- Task brief
Note how many lines in the entries contain the string "badge", then give that number and nothing else.

- Supplied information
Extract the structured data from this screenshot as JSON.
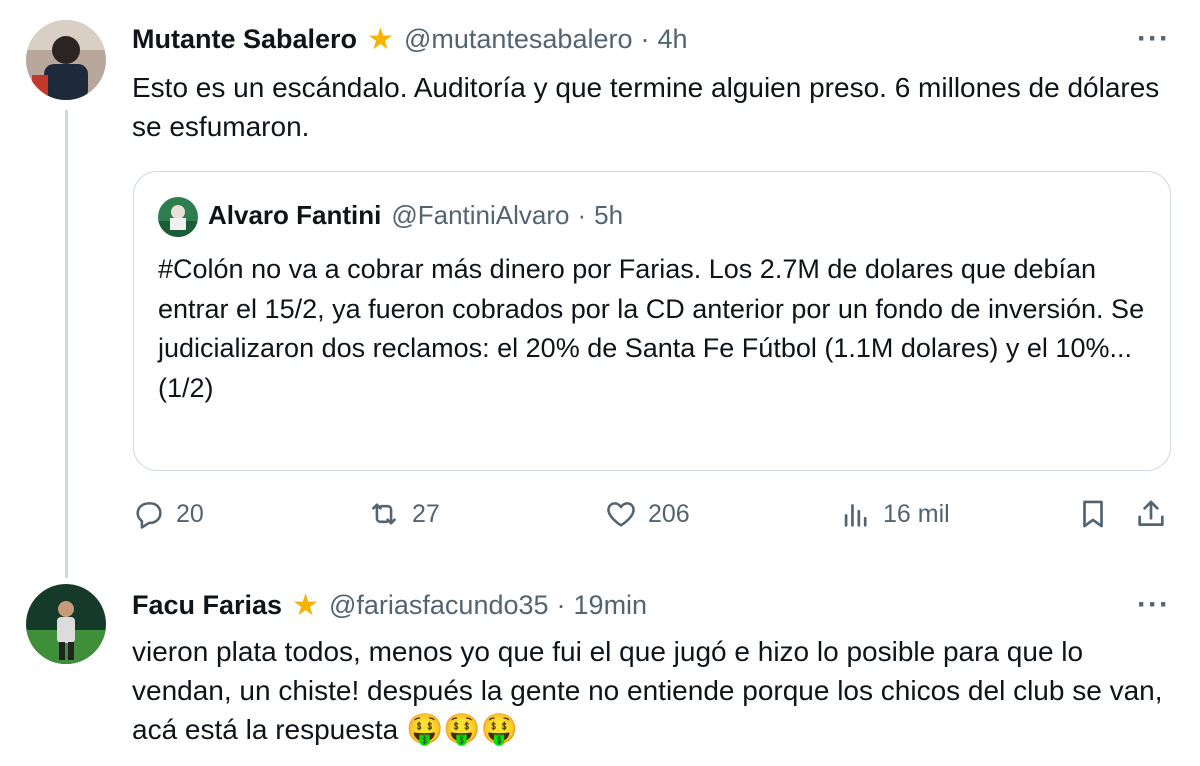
{
  "tweets": [
    {
      "name": "Mutante Sabalero",
      "handle": "@mutantesabalero",
      "separator": "·",
      "time": "4h",
      "text": "Esto es un escándalo. Auditoría y que termine alguien preso. 6 millones de dólares se esfumaron.",
      "quote": {
        "name": "Alvaro Fantini",
        "handle": "@FantiniAlvaro",
        "separator": "·",
        "time": "5h",
        "text": "#Colón no va a cobrar más dinero por Farias. Los 2.7M de dolares que debían entrar el 15/2, ya fueron cobrados por la CD anterior por un fondo de inversión. Se judicializaron dos reclamos: el 20% de Santa Fe Fútbol (1.1M dolares) y el 10%...",
        "continuation": "(1/2)"
      },
      "stats": {
        "replies": "20",
        "reposts": "27",
        "likes": "206",
        "views": "16 mil"
      }
    },
    {
      "name": "Facu Farias",
      "handle": "@fariasfacundo35",
      "separator": "·",
      "time": "19min",
      "text": "vieron plata todos, menos yo que fui el que jugó e hizo lo posible para que lo vendan, un chiste! después la gente no entiende porque los chicos del club se van, acá está la respuesta",
      "emojis": "🤑🤑🤑"
    }
  ],
  "icons": {
    "verified": "star-badge-icon",
    "more": "more-options-icon",
    "reply": "reply-icon",
    "repost": "repost-icon",
    "like": "heart-icon",
    "views": "views-chart-icon",
    "bookmark": "bookmark-icon",
    "share": "share-icon"
  },
  "colors": {
    "text": "#0f1419",
    "secondary": "#536471",
    "border": "#cfd9de",
    "badge": "#f5b300"
  }
}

- Exercise response
2